WORK ITEM =>
For each line below that includes the word "Аксессуары", make a copy.

-------- RECORDS FOR PROCESSING

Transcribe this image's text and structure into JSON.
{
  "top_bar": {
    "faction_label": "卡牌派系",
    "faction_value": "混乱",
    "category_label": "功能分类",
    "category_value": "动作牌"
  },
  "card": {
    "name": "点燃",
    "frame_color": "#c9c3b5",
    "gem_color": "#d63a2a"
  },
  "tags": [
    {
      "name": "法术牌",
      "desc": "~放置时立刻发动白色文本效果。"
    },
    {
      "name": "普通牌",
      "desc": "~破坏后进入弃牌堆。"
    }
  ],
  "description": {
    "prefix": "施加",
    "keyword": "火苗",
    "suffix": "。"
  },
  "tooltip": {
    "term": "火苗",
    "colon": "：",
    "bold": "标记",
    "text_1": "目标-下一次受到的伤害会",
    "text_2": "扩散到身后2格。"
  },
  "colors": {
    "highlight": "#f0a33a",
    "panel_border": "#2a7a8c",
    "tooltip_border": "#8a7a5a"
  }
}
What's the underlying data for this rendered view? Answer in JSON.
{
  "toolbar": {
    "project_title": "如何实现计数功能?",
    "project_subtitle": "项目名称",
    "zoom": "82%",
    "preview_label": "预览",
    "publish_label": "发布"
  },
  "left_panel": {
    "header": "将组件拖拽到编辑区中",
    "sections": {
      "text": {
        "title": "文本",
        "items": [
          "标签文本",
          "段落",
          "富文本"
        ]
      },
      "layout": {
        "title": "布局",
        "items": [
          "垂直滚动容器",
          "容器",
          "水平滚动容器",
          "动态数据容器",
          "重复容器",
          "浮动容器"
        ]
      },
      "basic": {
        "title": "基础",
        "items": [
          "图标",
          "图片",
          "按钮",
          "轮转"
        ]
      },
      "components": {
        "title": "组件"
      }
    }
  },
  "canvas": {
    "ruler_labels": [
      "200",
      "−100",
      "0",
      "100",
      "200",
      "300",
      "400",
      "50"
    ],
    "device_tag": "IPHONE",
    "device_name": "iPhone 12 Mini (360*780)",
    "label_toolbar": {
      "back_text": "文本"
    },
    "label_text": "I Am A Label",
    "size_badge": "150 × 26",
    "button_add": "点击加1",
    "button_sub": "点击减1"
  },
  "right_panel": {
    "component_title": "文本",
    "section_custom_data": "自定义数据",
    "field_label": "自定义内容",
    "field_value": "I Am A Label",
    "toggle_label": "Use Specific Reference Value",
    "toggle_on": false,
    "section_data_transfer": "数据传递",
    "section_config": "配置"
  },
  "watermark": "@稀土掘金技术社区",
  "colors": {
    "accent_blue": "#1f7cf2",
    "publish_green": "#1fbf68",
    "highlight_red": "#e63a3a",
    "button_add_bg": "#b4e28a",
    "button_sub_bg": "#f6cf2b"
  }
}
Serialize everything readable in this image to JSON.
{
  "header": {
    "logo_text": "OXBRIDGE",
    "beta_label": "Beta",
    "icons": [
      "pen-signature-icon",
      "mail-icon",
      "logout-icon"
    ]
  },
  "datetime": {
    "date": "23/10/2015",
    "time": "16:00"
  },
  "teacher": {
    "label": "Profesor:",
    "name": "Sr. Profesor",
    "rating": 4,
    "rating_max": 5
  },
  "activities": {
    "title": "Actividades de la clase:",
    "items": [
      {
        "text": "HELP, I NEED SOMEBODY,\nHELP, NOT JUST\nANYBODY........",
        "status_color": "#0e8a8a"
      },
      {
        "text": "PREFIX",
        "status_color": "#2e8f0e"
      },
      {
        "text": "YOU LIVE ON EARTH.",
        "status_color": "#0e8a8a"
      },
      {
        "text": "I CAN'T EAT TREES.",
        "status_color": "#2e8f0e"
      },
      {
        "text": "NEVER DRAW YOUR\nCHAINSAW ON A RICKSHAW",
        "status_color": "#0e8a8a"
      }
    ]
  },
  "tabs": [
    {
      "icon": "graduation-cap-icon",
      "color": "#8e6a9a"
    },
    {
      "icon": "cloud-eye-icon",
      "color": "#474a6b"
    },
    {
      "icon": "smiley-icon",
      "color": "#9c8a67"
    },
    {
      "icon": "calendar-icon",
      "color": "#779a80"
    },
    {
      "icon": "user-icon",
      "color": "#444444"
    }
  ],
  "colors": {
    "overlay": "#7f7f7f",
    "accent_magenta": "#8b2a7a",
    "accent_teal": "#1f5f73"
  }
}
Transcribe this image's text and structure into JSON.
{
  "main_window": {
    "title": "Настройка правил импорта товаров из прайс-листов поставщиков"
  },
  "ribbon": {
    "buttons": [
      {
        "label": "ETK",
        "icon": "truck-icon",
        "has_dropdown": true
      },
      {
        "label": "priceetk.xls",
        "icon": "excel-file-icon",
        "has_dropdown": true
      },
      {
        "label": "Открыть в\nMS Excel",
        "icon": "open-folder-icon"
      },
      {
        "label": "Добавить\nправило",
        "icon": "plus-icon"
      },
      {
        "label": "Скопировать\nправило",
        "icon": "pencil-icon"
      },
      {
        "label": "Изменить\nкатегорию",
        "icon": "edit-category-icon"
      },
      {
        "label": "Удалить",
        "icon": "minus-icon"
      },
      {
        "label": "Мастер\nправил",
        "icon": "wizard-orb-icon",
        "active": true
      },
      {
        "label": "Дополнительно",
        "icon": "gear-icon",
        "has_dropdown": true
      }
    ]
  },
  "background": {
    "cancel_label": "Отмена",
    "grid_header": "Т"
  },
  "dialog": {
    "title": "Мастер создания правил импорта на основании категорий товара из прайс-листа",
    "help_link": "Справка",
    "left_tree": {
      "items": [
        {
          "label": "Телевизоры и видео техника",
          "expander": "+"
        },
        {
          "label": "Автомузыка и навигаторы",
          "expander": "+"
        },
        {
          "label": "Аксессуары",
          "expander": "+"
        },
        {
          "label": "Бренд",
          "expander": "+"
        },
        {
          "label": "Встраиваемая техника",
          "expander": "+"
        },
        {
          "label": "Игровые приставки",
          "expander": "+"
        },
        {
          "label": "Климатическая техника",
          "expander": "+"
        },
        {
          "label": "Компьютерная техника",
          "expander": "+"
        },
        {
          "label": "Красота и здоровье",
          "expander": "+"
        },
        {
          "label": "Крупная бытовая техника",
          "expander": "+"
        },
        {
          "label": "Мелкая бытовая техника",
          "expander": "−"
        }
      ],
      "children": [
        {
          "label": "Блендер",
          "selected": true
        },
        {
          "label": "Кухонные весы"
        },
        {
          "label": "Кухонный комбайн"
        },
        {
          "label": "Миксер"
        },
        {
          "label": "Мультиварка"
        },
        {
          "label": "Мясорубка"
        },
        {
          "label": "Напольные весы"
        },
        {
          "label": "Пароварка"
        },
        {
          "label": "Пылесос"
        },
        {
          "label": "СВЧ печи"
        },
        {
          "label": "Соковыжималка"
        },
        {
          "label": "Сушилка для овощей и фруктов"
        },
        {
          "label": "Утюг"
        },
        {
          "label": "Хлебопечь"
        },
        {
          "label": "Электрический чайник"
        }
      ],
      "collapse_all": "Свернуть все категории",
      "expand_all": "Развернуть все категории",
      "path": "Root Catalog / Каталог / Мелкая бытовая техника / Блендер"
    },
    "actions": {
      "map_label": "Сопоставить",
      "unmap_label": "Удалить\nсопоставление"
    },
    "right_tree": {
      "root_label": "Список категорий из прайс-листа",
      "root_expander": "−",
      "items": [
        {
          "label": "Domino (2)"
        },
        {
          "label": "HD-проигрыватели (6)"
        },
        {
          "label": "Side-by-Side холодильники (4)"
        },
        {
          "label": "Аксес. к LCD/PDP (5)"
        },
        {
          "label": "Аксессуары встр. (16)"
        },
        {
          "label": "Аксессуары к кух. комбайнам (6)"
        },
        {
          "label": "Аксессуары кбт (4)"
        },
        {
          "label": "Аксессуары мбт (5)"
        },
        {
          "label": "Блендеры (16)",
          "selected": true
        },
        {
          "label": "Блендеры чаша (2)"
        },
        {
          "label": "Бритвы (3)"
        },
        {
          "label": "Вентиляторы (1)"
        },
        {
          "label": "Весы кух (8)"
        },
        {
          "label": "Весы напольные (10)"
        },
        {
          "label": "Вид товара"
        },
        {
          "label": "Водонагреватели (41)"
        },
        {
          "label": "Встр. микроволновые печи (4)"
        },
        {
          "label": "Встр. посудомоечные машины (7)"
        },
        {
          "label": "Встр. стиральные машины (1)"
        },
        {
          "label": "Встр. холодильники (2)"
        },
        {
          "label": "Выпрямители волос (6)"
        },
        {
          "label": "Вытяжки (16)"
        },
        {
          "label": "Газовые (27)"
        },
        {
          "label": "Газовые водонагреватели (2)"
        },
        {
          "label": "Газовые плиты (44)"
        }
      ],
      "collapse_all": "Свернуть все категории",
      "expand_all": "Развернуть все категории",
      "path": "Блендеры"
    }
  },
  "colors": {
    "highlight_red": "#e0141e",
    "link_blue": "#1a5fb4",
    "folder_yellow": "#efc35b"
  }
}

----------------

RESPONSE TO THIS EXERCISE =>
          "label": "Аксессуары",
          "label": "Аксессуары встр. (16)"
          "label": "Аксессуары к кух. комбайнам (6)"
          "label": "Аксессуары кбт (4)"
          "label": "Аксессуары мбт (5)"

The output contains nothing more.